=== Section Start ===

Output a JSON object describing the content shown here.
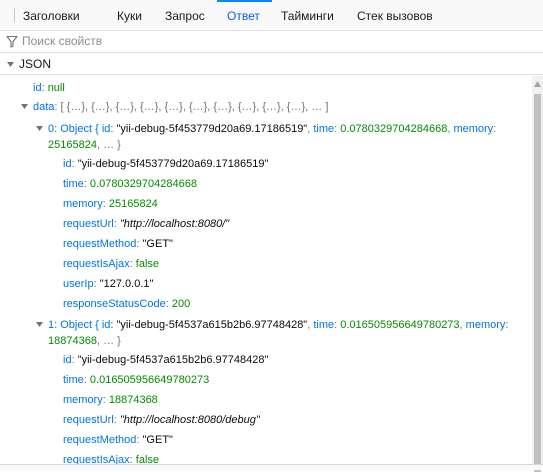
{
  "tabs": [
    {
      "label": "Заголовки",
      "active": false
    },
    {
      "label": "Куки",
      "active": false
    },
    {
      "label": "Запрос",
      "active": false
    },
    {
      "label": "Ответ",
      "active": true
    },
    {
      "label": "Тайминги",
      "active": false
    },
    {
      "label": "Стек вызовов",
      "active": false
    }
  ],
  "filter": {
    "placeholder": "Поиск свойств",
    "value": "",
    "icon": "filter-icon"
  },
  "section": {
    "title": "JSON"
  },
  "tree": {
    "id_row": {
      "key": "id",
      "value": "null"
    },
    "data_row": {
      "key": "data",
      "preview": "[ {…}, {…}, {…}, {…}, {…}, {…}, {…}, {…}, {…}, {…}, … ]"
    },
    "item0": {
      "index": "0",
      "summary_prefix": "Object { id: ",
      "summary_id": "\"yii-debug-5f453779d20a69.17186519\"",
      "summary_time_key": "time",
      "summary_time": "0.0780329704284668",
      "summary_memory_key": "memory",
      "summary_memory": "25165824",
      "summary_suffix": ", … }",
      "props": {
        "id": "\"yii-debug-5f453779d20a69.17186519\"",
        "time": "0.0780329704284668",
        "memory": "25165824",
        "requestUrl": "\"http://localhost:8080/\"",
        "requestMethod": "\"GET\"",
        "requestIsAjax": "false",
        "userIp": "\"127.0.0.1\"",
        "responseStatusCode": "200"
      }
    },
    "item1": {
      "index": "1",
      "summary_prefix": "Object { id: ",
      "summary_id": "\"yii-debug-5f4537a615b2b6.97748428\"",
      "summary_time_key": "time",
      "summary_time": "0.016505956649780273",
      "summary_memory_key": "memory",
      "summary_memory": "18874368",
      "summary_suffix": ", … }",
      "props": {
        "id": "\"yii-debug-5f4537a615b2b6.97748428\"",
        "time": "0.016505956649780273",
        "memory": "18874368",
        "requestUrl": "\"http://localhost:8080/debug\"",
        "requestMethod": "\"GET\"",
        "requestIsAjax": "false"
      }
    }
  },
  "colors": {
    "accent": "#0a84ff",
    "key": "#0074e8",
    "number": "#058b00"
  }
}
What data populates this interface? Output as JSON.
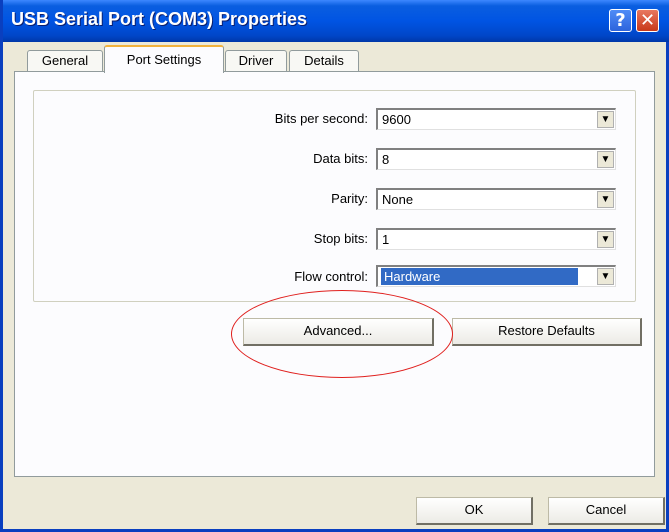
{
  "window": {
    "title": "USB Serial Port (COM3) Properties",
    "help_label": "?",
    "close_label": "✕"
  },
  "tabs": [
    {
      "label": "General"
    },
    {
      "label": "Port Settings"
    },
    {
      "label": "Driver"
    },
    {
      "label": "Details"
    }
  ],
  "settings": [
    {
      "label": "Bits per second:",
      "value": "9600"
    },
    {
      "label": "Data bits:",
      "value": "8"
    },
    {
      "label": "Parity:",
      "value": "None"
    },
    {
      "label": "Stop bits:",
      "value": "1"
    },
    {
      "label": "Flow control:",
      "value": "Hardware"
    }
  ],
  "buttons": {
    "advanced": "Advanced...",
    "restore_defaults": "Restore Defaults",
    "ok": "OK",
    "cancel": "Cancel"
  },
  "colors": {
    "title_bar": "#0054e3",
    "selection": "#316ac5",
    "highlight_circle": "#e0201e"
  }
}
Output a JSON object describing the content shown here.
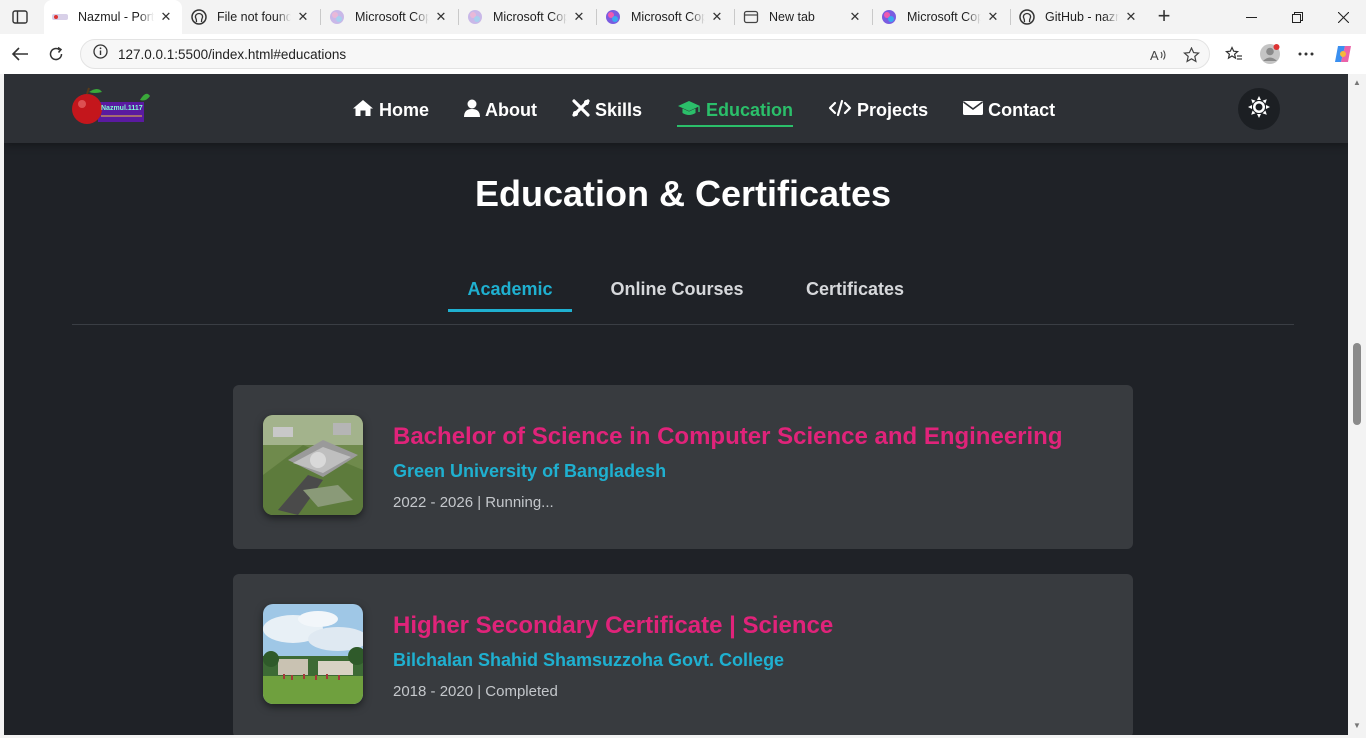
{
  "browser": {
    "tabs": [
      {
        "title": "Nazmul - Portfolio",
        "icon": "portfolio-favicon",
        "active": true
      },
      {
        "title": "File not found",
        "icon": "github-icon",
        "active": false
      },
      {
        "title": "Microsoft Copilot",
        "icon": "copilot-icon",
        "active": false
      },
      {
        "title": "Microsoft Copilot",
        "icon": "copilot-icon",
        "active": false
      },
      {
        "title": "Microsoft Copilot",
        "icon": "copilot-icon",
        "active": false
      },
      {
        "title": "New tab",
        "icon": "new-tab-page-icon",
        "active": false
      },
      {
        "title": "Microsoft Copilot",
        "icon": "copilot-icon",
        "active": false
      },
      {
        "title": "GitHub - nazmul",
        "icon": "github-icon",
        "active": false
      }
    ],
    "url": "127.0.0.1:5500/index.html#educations",
    "colors": {
      "chrome": "#f3f3f3",
      "active_tab": "#ffffff"
    }
  },
  "site": {
    "logo_text": "Nazmul.1117",
    "nav": [
      {
        "label": "Home",
        "icon": "home-icon",
        "active": false
      },
      {
        "label": "About",
        "icon": "user-icon",
        "active": false
      },
      {
        "label": "Skills",
        "icon": "tools-icon",
        "active": false
      },
      {
        "label": "Education",
        "icon": "graduation-cap-icon",
        "active": true
      },
      {
        "label": "Projects",
        "icon": "code-icon",
        "active": false
      },
      {
        "label": "Contact",
        "icon": "envelope-icon",
        "active": false
      }
    ],
    "theme_toggle_icon": "sun-icon",
    "colors": {
      "background": "#1f2227",
      "header": "#2d3035",
      "card": "#383b3f",
      "accent_green": "#2bbf6a",
      "accent_cyan": "#1fb0d0",
      "accent_pink": "#e0237a"
    }
  },
  "section": {
    "title": "Education & Certificates",
    "tabs": [
      {
        "label": "Academic",
        "active": true
      },
      {
        "label": "Online Courses",
        "active": false
      },
      {
        "label": "Certificates",
        "active": false
      }
    ]
  },
  "education": [
    {
      "degree": "Bachelor of Science in Computer Science and Engineering",
      "institution": "Green University of Bangladesh",
      "duration": "2022 - 2026 | Running..."
    },
    {
      "degree": "Higher Secondary Certificate | Science",
      "institution": "Bilchalan Shahid Shamsuzzoha Govt. College",
      "duration": "2018 - 2020 | Completed"
    }
  ]
}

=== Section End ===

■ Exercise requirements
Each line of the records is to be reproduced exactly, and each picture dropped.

■ Completed exercise
Output a JSON object describing the content shown here.
{
  "tabs": [
    {
      "label": "Заголовки",
      "active": false
    },
    {
      "label": "Куки",
      "active": false
    },
    {
      "label": "Запрос",
      "active": false
    },
    {
      "label": "Ответ",
      "active": true
    },
    {
      "label": "Тайминги",
      "active": false
    },
    {
      "label": "Стек вызовов",
      "active": false
    }
  ],
  "filter": {
    "placeholder": "Поиск свойств",
    "value": "",
    "icon": "filter-icon"
  },
  "section": {
    "title": "JSON"
  },
  "tree": {
    "id_row": {
      "key": "id",
      "value": "null"
    },
    "data_row": {
      "key": "data",
      "preview": "[ {…}, {…}, {…}, {…}, {…}, {…}, {…}, {…}, {…}, {…}, … ]"
    },
    "item0": {
      "index": "0",
      "summary_prefix": "Object { id: ",
      "summary_id": "\"yii-debug-5f453779d20a69.17186519\"",
      "summary_time_key": "time",
      "summary_time": "0.0780329704284668",
      "summary_memory_key": "memory",
      "summary_memory": "25165824",
      "summary_suffix": ", … }",
      "props": {
        "id": "\"yii-debug-5f453779d20a69.17186519\"",
        "time": "0.0780329704284668",
        "memory": "25165824",
        "requestUrl": "\"http://localhost:8080/\"",
        "requestMethod": "\"GET\"",
        "requestIsAjax": "false",
        "userIp": "\"127.0.0.1\"",
        "responseStatusCode": "200"
      }
    },
    "item1": {
      "index": "1",
      "summary_prefix": "Object { id: ",
      "summary_id": "\"yii-debug-5f4537a615b2b6.97748428\"",
      "summary_time_key": "time",
      "summary_time": "0.016505956649780273",
      "summary_memory_key": "memory",
      "summary_memory": "18874368",
      "summary_suffix": ", … }",
      "props": {
        "id": "\"yii-debug-5f4537a615b2b6.97748428\"",
        "time": "0.016505956649780273",
        "memory": "18874368",
        "requestUrl": "\"http://localhost:8080/debug\"",
        "requestMethod": "\"GET\"",
        "requestIsAjax": "false"
      }
    }
  },
  "colors": {
    "accent": "#0a84ff",
    "key": "#0074e8",
    "number": "#058b00"
  }
}
What data populates this interface? Output as JSON.
{
  "window": {
    "title": "USB Serial Port (COM3) Properties",
    "help_label": "?",
    "close_label": "✕"
  },
  "tabs": [
    {
      "label": "General"
    },
    {
      "label": "Port Settings"
    },
    {
      "label": "Driver"
    },
    {
      "label": "Details"
    }
  ],
  "settings": [
    {
      "label": "Bits per second:",
      "value": "9600"
    },
    {
      "label": "Data bits:",
      "value": "8"
    },
    {
      "label": "Parity:",
      "value": "None"
    },
    {
      "label": "Stop bits:",
      "value": "1"
    },
    {
      "label": "Flow control:",
      "value": "Hardware"
    }
  ],
  "buttons": {
    "advanced": "Advanced...",
    "restore_defaults": "Restore Defaults",
    "ok": "OK",
    "cancel": "Cancel"
  },
  "colors": {
    "title_bar": "#0054e3",
    "selection": "#316ac5",
    "highlight_circle": "#e0201e"
  }
}
Output a JSON object describing the content shown here.
{
  "browser": {
    "tabs": [
      {
        "title": "Nazmul - Portfolio",
        "icon": "portfolio-favicon",
        "active": true
      },
      {
        "title": "File not found",
        "icon": "github-icon",
        "active": false
      },
      {
        "title": "Microsoft Copilot",
        "icon": "copilot-icon",
        "active": false
      },
      {
        "title": "Microsoft Copilot",
        "icon": "copilot-icon",
        "active": false
      },
      {
        "title": "Microsoft Copilot",
        "icon": "copilot-icon",
        "active": false
      },
      {
        "title": "New tab",
        "icon": "new-tab-page-icon",
        "active": false
      },
      {
        "title": "Microsoft Copilot",
        "icon": "copilot-icon",
        "active": false
      },
      {
        "title": "GitHub - nazmul",
        "icon": "github-icon",
        "active": false
      }
    ],
    "url": "127.0.0.1:5500/index.html#educations",
    "colors": {
      "chrome": "#f3f3f3",
      "active_tab": "#ffffff"
    }
  },
  "site": {
    "logo_text": "Nazmul.1117",
    "nav": [
      {
        "label": "Home",
        "icon": "home-icon",
        "active": false
      },
      {
        "label": "About",
        "icon": "user-icon",
        "active": false
      },
      {
        "label": "Skills",
        "icon": "tools-icon",
        "active": false
      },
      {
        "label": "Education",
        "icon": "graduation-cap-icon",
        "active": true
      },
      {
        "label": "Projects",
        "icon": "code-icon",
        "active": false
      },
      {
        "label": "Contact",
        "icon": "envelope-icon",
        "active": false
      }
    ],
    "theme_toggle_icon": "sun-icon",
    "colors": {
      "background": "#1f2227",
      "header": "#2d3035",
      "card": "#383b3f",
      "accent_green": "#2bbf6a",
      "accent_cyan": "#1fb0d0",
      "accent_pink": "#e0237a"
    }
  },
  "section": {
    "title": "Education & Certificates",
    "tabs": [
      {
        "label": "Academic",
        "active": true
      },
      {
        "label": "Online Courses",
        "active": false
      },
      {
        "label": "Certificates",
        "active": false
      }
    ]
  },
  "education": [
    {
      "degree": "Bachelor of Science in Computer Science and Engineering",
      "institution": "Green University of Bangladesh",
      "duration": "2022 - 2026 | Running..."
    },
    {
      "degree": "Higher Secondary Certificate | Science",
      "institution": "Bilchalan Shahid Shamsuzzoha Govt. College",
      "duration": "2018 - 2020 | Completed"
    }
  ]
}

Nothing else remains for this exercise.